Outgoing US First Lady Melania Trump has made a swipe at President Donald Trump's supporters, saying she is "disappointed" and "disheartened" by the Capitol riot that rocked Washington DC last week.
In one of her most revealing statements of her four-year stint, Melania thanked the "millions" of Americans who had supported her and her husband and said it had been the "honour of my lifetime to serve as your First Lady".
She described the events at the US Capitol as "tragic" and hit back at "salacious gossip, unwarranted personal attacks and false misleading accusations on me".
What those accusations are is unclear, though she copped criticism on Friday after CNN revealed the First Lady was overseeing a photo shoot during the siege for a coffee-table book and appeared "disinterested" by the chaos gripping the country.
Her detachment in addressing the country was indicative of being "checked out", said another White House source, who added, "she just isn't in a place mentally or emotionally anymore where she wants to get involved", the publication reported.
Her former friend and adviser Stephanie Winston Wolkoff also slammed the First Lady, penning a scathing op-ed accusing her of standing by while the President destroyed America.
Trump hit back, claiming she was a target by people who are "looking to be relevant and have an agenda".
She said her "heart goes out to" those killed during the violent riot and that she is "disappointed and disheartened with what happened last week".
"This time is solely about healing our country and its citizens. It should not be used for personal gain.
"Our Nation must heal in a civil manner. Make no mistake about it, I absolutely condemn the violence that has occurred on our Nation's Capitol. Violence is never acceptable."
She called on all Americans "to take a moment, pause, and look at things from all perspectives".
"I implore people to stop the violence, never make assumptions based on the colour of a person's skin or use differing political ideologies as a basis for aggression and viciousness. We must listen to one another, focus on what unites us, and rise above what divides us.
"It is inspiring to see that so many have found a passion and enthusiasm in participating in an election, but we must not allow that passion to turn to violence. Our path forward is to come together, find our commonalities, and be the kind and strong people that I know we are."
Most importantly, she said: "I ask for healing, grace, understanding, and peace for our great Nation."
She spent much of the statement reflecting on the "terrible pandemic" Covid-19 and the devastating effect it has had on her country with her husband in charge.
"Like all of you, I have reflected on the past year and how the invisible enemy, Covid-19, swept across our beautiful country," she said in the statement, titled Our Path Forward.
"It is these defining moments that we will look back and tell our grandchildren that through empathy, strength, and determination, we were able to restore the promise of our future.
"Each of you are the backbone of this country. You are the people who continue to make the United States of America what it is, and who have the incredible responsibility of preparing our future generations to leave everything better than they found it."
The BBC's Washington Correspondent Gary O'Donoghue described her statement as an "independent voice being demonstrated here, making clear her view".

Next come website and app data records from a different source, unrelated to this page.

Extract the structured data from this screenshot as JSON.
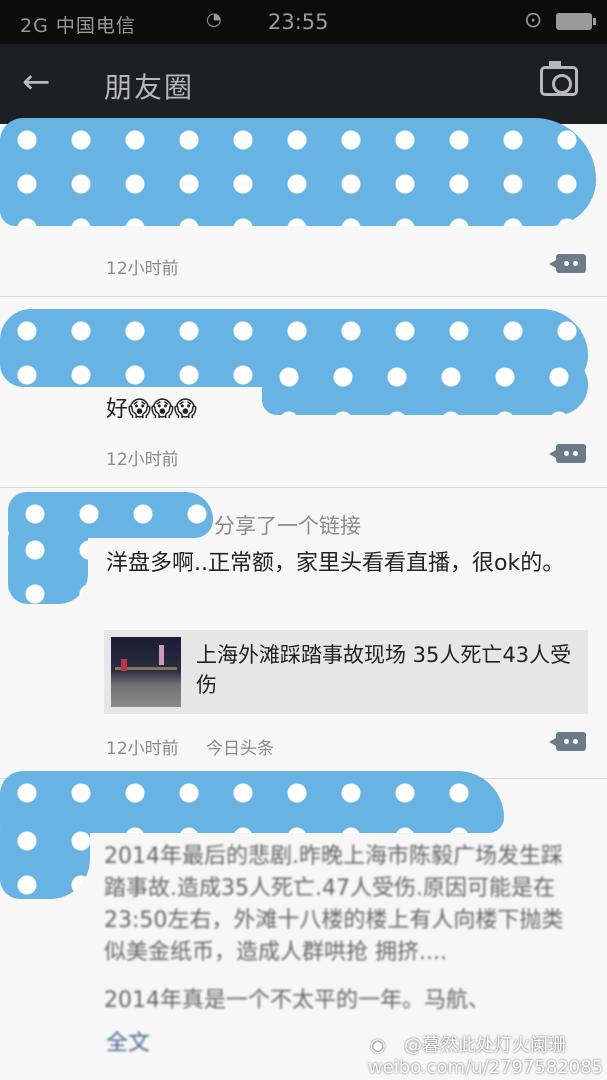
{
  "statusbar": {
    "carrier": "2G 中国电信",
    "time": "23:55"
  },
  "header": {
    "title": "朋友圈"
  },
  "posts": [
    {
      "time": "12小时前"
    },
    {
      "text": "好😱😱😱",
      "time": "12小时前"
    },
    {
      "share_label": "分享了一个链接",
      "text": "洋盘多啊..正常额，家里头看看直播，很ok的。",
      "link_title": "上海外滩踩踏事故现场 35人死亡43人受伤",
      "time": "12小时前",
      "source": "今日头条"
    },
    {
      "text": "2014年最后的悲剧.昨晚上海市陈毅广场发生踩踏事故.造成35人死亡.47人受伤.原因可能是在23:50左右，外滩十八楼的楼上有人向楼下抛类似美金纸币，造成人群哄抢 拥挤....",
      "text2": "2014年真是一个不太平的一年。马航、",
      "more": "全文"
    }
  ],
  "watermark": {
    "line1": "@暮然此处灯火阑珊",
    "line2": "weibo.com/u/2797582085"
  },
  "colors": {
    "mask": "#67b3e4",
    "titlebar": "#1e1f22",
    "link": "#4a6590"
  }
}
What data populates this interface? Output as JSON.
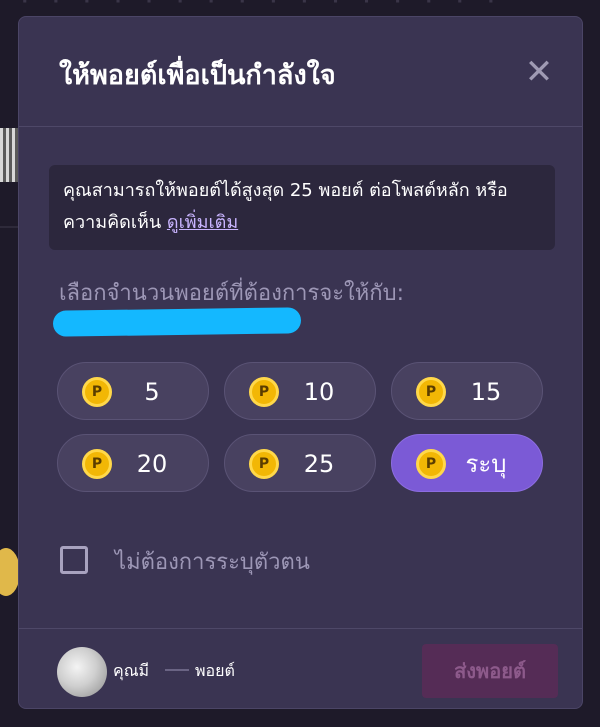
{
  "modal": {
    "title": "ให้พอยต์เพื่อเป็นกำลังใจ",
    "close_icon": "close-icon",
    "info": {
      "text": "คุณสามารถให้พอยต์ได้สูงสุด 25 พอยต์ ต่อโพสต์หลัก หรือ ความคิดเห็น",
      "link": "ดูเพิ่มเติม"
    },
    "select_label": "เลือกจำนวนพอยต์ที่ต้องการจะให้กับ:",
    "amounts": [
      {
        "label": "5",
        "selected": false
      },
      {
        "label": "10",
        "selected": false
      },
      {
        "label": "15",
        "selected": false
      },
      {
        "label": "20",
        "selected": false
      },
      {
        "label": "25",
        "selected": false
      },
      {
        "label": "ระบุ",
        "selected": true
      }
    ],
    "coin_symbol": "P",
    "anonymous": {
      "label": "ไม่ต้องการระบุตัวตน",
      "checked": false
    },
    "footer": {
      "you_have": "คุณมี",
      "points_unit": "พอยต์",
      "send_label": "ส่งพอยต์"
    }
  },
  "colors": {
    "modal_bg": "#3a3452",
    "accent": "#7b5ad6",
    "coin": "#f2b705",
    "send_disabled": "#552c56",
    "link": "#c9b4ff"
  }
}
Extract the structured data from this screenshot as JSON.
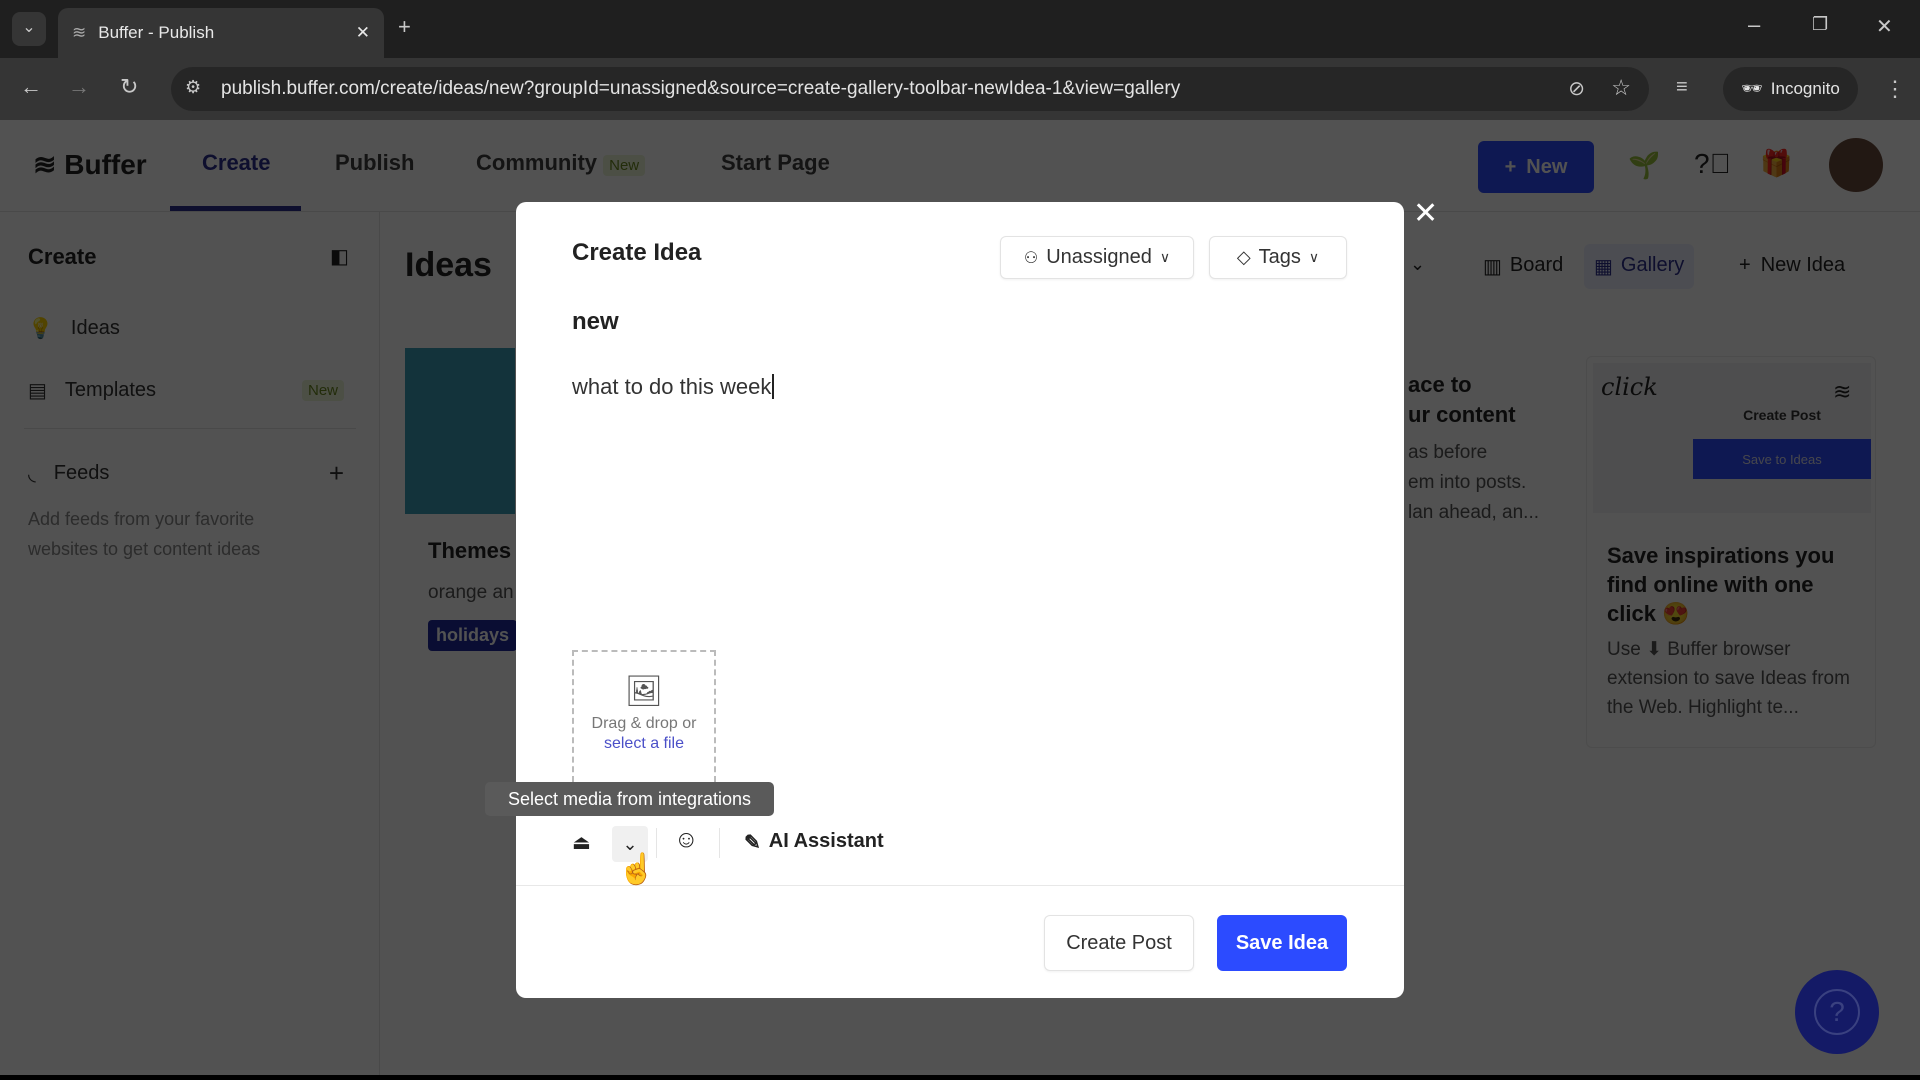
{
  "browser": {
    "tab_title": "Buffer - Publish",
    "url": "publish.buffer.com/create/ideas/new?groupId=unassigned&source=create-gallery-toolbar-newIdea-1&view=gallery",
    "incognito_label": "Incognito"
  },
  "nav": {
    "logo": "Buffer",
    "tabs": [
      {
        "label": "Create"
      },
      {
        "label": "Publish"
      },
      {
        "label": "Community",
        "badge": "New"
      },
      {
        "label": "Start Page"
      }
    ],
    "new_button": "New"
  },
  "sidebar": {
    "title": "Create",
    "items": [
      {
        "label": "Ideas"
      },
      {
        "label": "Templates",
        "badge": "New"
      }
    ],
    "feeds_label": "Feeds",
    "feeds_description": "Add feeds from your favorite websites to get content ideas"
  },
  "main": {
    "title": "Ideas",
    "toolbar": {
      "board": "Board",
      "gallery": "Gallery",
      "new_idea": "New Idea"
    },
    "cards": [
      {
        "title": "Themes",
        "body": "orange an",
        "tag": "holidays"
      },
      {
        "title_lines": [
          "ace to",
          "ur content"
        ],
        "body_lines": [
          "as before",
          "em into posts.",
          "lan ahead, an..."
        ]
      },
      {
        "illustration_text": "click",
        "illustration_create_post": "Create Post",
        "illustration_save": "Save to Ideas",
        "title": "Save inspirations you find online with one click 😍",
        "body": "Use ⬇ Buffer browser extension to save Ideas from the Web. Highlight te..."
      }
    ]
  },
  "modal": {
    "title": "Create Idea",
    "group_select": "Unassigned",
    "tags_select": "Tags",
    "idea_title": "new",
    "idea_body": "what to do this week",
    "dropzone_text": "Drag & drop or",
    "dropzone_link": "select a file",
    "tooltip": "Select media from integrations",
    "ai_assistant": "AI Assistant",
    "create_post": "Create Post",
    "save_idea": "Save Idea"
  },
  "colors": {
    "brand": "#2c4bff",
    "nav_active": "#2c2f8f",
    "tag_bg": "#1f2a9e"
  }
}
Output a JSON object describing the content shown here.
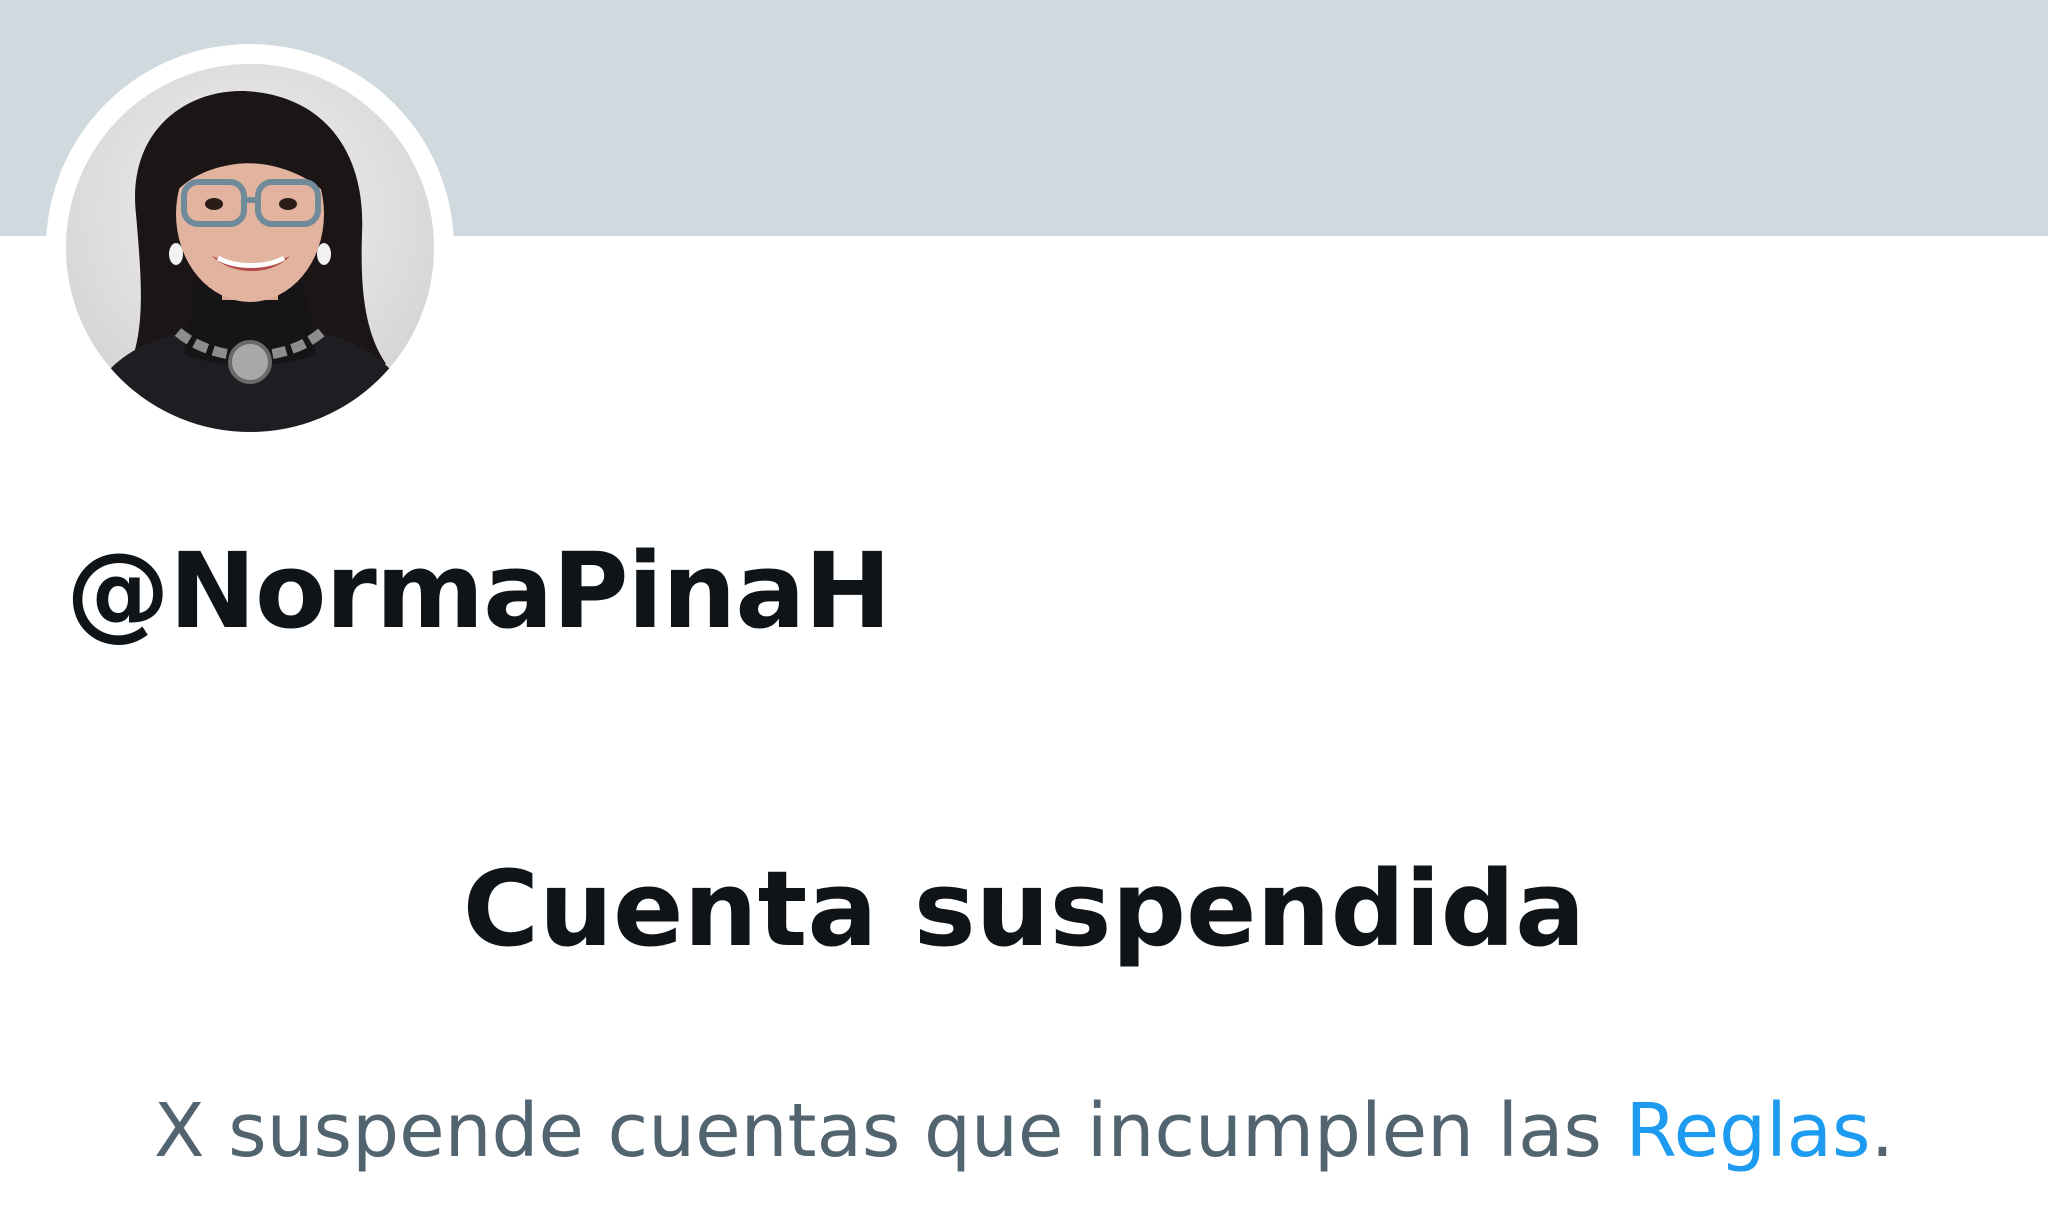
{
  "profile": {
    "handle": "@NormaPinaH",
    "avatar_icon": "profile-photo",
    "banner_color": "#cfd9de"
  },
  "suspension": {
    "title": "Cuenta suspendida",
    "message_prefix": "X suspende cuentas que incumplen las ",
    "rules_link": "Reglas",
    "message_suffix": "."
  },
  "colors": {
    "text_primary": "#0f1419",
    "text_secondary": "#536471",
    "link": "#1d9bf0"
  }
}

"They're strong words. She's a woman who shuns the limelight significantly for most of the time, she's kept her counsel pretty closely, there's been the occasional moment where she's come out from behind the curtain. This is one of them."
He noted the timing of Trump's statement, "particularly when her husband is under so much pressure".
"For her to come out and say this, she has in the past indicated perhaps she's not entirely on the same page as the President".
Speaker of the House Nancy Pelosi, along with US Democrats, said they would push to remove Donald Trump from office during the final days of his administration after his supporters' violent attack on the Capitol, with some Republicans supporting the move.
The President could face a historic second impeachment before the January 20 inauguration of Democrat Joe Biden, at a time when the United States is hit by a surging pandemic, a flagging economy and searing division.
Pelosi, the top Democrat in Congress, said there would be a resolution calling for the Cabinet to remove Trump as unfit for office under the Constitution's 25th amendment.
In an interview with 60 Minutes US overnight, Pelosi described the President as "deranged, unhinged, and dangerous".
"We're only a number of days until we can be protected from him but he has done something so serious that there should be prosecution against him".
If Vice-President Mike Pence does not agree to invoke the amendment, "we will proceed with bringing impeachment legislation" in the House, Pelosi said earlier.
"As the days go by, the horror of the ongoing assault on our democracy perpetrated by this President is intensified and so is the immediate need for action."
Trump was already impeached once by the Democratic-controlled House in December 2019 for pressuring the Ukrainian president to dig up political dirt on Biden.
He was acquitted by the Republican-majority Senate.
Though time is running short, Democrats likely have the votes in the House to impeach Trump again and could draw increased Republican support for the move, AFP reports.
But they are unlikely to muster the two-thirds majority needed to convict Trump in the 100-member Senate and remove him from office.